Dr. Cook's Beta Bitless Bridle - Brown
Regular price $104.95

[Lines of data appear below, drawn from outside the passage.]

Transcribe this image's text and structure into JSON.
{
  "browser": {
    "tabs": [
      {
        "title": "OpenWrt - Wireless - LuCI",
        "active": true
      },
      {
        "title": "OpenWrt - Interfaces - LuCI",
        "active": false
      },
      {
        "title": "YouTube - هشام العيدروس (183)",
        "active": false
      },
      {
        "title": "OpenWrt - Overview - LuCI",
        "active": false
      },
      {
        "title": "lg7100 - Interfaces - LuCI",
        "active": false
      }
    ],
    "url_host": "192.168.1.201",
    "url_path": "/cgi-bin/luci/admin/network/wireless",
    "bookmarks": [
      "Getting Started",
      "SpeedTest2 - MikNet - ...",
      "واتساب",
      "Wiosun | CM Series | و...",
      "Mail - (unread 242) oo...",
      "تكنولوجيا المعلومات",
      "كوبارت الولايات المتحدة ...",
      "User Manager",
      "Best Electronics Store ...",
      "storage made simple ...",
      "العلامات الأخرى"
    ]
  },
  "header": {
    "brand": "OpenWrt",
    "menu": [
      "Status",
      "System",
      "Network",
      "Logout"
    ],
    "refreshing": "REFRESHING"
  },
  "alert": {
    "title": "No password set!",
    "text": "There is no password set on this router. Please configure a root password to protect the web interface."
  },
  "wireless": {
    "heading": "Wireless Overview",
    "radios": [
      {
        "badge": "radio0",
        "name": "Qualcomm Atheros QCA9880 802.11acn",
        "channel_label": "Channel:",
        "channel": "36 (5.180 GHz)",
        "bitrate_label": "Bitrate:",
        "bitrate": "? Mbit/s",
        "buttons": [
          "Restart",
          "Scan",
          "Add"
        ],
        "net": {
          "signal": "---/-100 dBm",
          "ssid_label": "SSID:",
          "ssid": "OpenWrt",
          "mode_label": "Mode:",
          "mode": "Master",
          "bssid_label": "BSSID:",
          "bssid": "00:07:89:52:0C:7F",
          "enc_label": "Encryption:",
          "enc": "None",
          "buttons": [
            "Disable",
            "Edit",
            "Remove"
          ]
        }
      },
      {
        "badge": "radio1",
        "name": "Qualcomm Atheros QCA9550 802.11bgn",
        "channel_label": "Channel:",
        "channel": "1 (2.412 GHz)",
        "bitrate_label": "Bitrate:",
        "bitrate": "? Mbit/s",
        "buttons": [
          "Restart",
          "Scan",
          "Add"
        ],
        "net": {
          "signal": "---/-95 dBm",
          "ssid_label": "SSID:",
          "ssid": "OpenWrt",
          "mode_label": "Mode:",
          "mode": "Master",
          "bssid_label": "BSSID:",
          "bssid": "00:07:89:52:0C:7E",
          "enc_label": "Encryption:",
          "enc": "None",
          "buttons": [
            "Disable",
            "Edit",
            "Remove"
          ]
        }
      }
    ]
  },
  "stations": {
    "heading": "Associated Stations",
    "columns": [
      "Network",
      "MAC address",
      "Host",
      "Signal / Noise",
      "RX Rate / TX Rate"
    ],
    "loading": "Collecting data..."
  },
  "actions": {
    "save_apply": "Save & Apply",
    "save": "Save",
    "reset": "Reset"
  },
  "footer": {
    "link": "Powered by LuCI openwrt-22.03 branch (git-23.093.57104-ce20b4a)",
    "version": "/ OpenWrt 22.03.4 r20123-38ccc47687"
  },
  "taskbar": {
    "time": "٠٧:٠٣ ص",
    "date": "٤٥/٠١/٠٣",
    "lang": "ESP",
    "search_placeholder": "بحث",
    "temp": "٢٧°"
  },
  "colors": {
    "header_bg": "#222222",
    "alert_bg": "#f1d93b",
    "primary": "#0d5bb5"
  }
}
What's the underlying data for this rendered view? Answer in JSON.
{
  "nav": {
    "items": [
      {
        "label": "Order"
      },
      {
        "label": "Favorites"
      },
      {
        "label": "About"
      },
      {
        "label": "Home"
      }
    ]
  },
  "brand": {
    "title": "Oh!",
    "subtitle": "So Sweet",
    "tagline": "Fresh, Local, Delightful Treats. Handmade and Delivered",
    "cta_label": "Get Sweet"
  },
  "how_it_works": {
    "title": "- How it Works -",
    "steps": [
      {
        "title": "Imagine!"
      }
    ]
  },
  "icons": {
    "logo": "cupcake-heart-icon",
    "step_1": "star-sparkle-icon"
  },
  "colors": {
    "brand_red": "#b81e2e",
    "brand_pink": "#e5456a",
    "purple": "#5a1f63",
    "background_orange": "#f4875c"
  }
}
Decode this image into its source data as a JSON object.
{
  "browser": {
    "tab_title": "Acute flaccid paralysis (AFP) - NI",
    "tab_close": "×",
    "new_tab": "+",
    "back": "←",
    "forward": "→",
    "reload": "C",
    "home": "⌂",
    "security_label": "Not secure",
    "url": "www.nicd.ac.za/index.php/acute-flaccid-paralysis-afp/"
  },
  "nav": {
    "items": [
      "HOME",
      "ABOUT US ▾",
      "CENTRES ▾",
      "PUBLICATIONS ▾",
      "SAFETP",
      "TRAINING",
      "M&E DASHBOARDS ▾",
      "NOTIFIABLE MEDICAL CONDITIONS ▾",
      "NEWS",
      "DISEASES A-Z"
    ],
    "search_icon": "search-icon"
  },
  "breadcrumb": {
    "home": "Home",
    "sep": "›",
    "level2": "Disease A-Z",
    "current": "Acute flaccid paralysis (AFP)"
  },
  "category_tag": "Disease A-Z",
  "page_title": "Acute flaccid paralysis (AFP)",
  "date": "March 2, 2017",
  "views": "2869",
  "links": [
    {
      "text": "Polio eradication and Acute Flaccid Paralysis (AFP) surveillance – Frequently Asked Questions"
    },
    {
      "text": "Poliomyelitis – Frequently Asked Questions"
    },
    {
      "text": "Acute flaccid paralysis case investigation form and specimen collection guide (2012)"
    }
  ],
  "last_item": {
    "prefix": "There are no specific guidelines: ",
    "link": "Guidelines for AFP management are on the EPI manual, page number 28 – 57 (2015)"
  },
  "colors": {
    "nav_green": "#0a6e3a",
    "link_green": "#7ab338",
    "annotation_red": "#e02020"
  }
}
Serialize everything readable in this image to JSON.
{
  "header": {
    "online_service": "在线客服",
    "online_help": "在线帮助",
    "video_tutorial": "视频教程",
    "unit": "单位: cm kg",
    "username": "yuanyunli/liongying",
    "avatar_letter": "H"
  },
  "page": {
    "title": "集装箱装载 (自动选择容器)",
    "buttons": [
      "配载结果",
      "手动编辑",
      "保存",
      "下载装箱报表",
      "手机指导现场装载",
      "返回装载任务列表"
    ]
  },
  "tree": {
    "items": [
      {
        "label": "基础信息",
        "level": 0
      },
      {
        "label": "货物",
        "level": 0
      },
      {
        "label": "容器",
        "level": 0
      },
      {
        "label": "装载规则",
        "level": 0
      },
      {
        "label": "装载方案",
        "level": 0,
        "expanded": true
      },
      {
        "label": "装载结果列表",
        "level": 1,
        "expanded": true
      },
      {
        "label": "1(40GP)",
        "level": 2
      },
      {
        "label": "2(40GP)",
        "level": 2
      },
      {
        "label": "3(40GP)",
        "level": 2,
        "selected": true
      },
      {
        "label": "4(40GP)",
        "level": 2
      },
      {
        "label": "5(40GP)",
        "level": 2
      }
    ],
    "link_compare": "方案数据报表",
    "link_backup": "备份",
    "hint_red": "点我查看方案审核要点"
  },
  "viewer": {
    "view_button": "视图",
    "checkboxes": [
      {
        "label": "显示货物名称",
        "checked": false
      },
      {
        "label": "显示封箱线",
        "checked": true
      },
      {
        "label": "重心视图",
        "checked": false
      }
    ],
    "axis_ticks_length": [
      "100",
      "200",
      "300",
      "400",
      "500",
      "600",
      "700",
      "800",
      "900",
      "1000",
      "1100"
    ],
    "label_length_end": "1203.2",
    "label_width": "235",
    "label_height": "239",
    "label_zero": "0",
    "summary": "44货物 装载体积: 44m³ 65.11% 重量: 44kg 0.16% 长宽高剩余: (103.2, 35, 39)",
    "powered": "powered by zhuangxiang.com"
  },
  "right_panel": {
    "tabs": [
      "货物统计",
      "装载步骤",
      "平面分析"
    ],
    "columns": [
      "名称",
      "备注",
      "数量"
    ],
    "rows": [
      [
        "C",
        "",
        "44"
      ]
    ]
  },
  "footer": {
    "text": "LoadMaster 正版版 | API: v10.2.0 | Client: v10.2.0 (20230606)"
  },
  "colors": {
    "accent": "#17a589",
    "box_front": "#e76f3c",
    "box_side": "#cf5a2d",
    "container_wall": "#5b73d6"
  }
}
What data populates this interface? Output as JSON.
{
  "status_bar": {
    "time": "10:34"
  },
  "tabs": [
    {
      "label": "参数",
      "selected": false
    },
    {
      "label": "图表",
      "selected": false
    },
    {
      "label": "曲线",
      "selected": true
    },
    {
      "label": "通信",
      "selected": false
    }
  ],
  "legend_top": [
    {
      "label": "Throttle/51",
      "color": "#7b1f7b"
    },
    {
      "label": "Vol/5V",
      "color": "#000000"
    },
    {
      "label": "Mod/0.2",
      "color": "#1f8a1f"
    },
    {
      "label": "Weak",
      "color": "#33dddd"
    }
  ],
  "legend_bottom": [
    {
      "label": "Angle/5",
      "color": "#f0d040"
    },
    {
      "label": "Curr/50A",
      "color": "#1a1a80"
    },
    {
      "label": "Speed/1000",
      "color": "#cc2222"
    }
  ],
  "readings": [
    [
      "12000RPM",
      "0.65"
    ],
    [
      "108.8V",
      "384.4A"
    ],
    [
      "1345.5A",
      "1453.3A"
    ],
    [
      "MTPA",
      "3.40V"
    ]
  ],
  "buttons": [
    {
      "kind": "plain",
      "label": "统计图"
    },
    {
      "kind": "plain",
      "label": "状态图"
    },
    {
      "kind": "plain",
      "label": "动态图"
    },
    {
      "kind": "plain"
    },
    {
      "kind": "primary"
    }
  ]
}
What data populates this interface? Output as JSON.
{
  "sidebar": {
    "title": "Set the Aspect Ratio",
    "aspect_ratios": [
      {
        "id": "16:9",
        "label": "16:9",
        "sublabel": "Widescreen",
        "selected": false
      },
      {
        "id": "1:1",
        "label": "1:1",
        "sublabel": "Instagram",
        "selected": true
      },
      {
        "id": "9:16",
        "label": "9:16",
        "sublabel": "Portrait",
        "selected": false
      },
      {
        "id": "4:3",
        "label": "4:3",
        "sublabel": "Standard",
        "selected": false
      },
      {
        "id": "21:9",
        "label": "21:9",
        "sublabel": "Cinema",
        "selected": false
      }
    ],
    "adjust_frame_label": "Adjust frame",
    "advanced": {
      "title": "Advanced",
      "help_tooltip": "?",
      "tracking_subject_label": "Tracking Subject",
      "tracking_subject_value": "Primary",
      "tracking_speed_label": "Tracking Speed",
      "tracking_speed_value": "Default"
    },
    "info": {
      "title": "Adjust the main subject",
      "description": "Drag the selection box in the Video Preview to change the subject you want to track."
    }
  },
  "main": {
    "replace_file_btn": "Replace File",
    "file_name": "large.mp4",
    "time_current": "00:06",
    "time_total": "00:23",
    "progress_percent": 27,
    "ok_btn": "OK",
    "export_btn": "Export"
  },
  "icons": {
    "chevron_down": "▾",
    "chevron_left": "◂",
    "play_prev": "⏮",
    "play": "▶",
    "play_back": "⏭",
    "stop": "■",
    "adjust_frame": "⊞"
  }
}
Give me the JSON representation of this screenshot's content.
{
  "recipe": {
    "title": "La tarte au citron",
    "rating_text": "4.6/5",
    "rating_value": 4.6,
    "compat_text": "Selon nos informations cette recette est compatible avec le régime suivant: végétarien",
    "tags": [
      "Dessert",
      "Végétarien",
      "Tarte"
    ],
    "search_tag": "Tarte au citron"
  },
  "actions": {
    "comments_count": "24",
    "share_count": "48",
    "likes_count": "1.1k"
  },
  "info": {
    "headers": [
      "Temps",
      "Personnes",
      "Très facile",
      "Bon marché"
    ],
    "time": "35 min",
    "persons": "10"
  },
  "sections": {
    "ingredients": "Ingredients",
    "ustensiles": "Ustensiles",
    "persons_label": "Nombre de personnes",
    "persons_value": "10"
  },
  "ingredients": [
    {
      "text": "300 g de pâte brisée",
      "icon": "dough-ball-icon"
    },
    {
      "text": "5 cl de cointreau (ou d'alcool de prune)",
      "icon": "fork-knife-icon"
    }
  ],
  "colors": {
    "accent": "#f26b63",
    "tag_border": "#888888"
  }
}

A practical innovation, Dr. Cook’s Beta BitlessBridle™ combines bitless benefits and easy care. Beta is a synthetic material that combines the strength of nylon with the easy care of vinyl. It has a slight textured surface with leather-like, low-sheen finish. The BitlessBridle™ is designed to allow for kinder, more comfortable control, increased energy, more forward motion and improved balance and concentration. Reins are not included. The Bitless Bridle was developed by veterinarian Dr. Robert Cook, FRCVS., PhD, Professor of Surgery Emeritus of Tufts University, Massachusetts. A lifetime of clinical and practical experience left Dr. Cook looking for an alternative to traditionally held beliefs on bits and bridles -- and the Bitless Bridle was born. With a subtle but simple system of two loops, one over the poll and one over the nose, the Bitless Bridle provides the rider with effective communication through the ability to apply gentle and painless pressure to either the whole head for slowing or stopping, or half the head for steering. Kinder, comfortable control: The Bitless Bridle controls by non-painful pressure on poll, cheek and nose, using a patented loop system. It allows a more natural position of head and neck. Control is no longer dependent on mouth pressure. The Bitless Bridle pushes, whereas a bit pulls. Increased energy: Over flexion at the poll can obstruct the airway at the throat. A horse that resists the bit or retracts its tongue behind the bit can cause the soft palate to rise and obstruct the airway. Without a bit, the horse can obtain more oxygen which, in turn, increases energy and improves performance. More forward motion: The Bitless Bridle permits more neck freedom so essential for any athlete. The neck of a horse that leans on the bit tends to be tight and rigid. Stiffness of gait follows and the power, grace and rhythm of a horse's natural movement is limited. Improved balance and concentration: The Bitless Bridle can help improve a horse’s balance, especially one who tends to lean on a bit. Riders have reported that by removing the bit the stride lengthens; there is more impulsion and less fussiness. The horse can concentrate on his job, not the bit.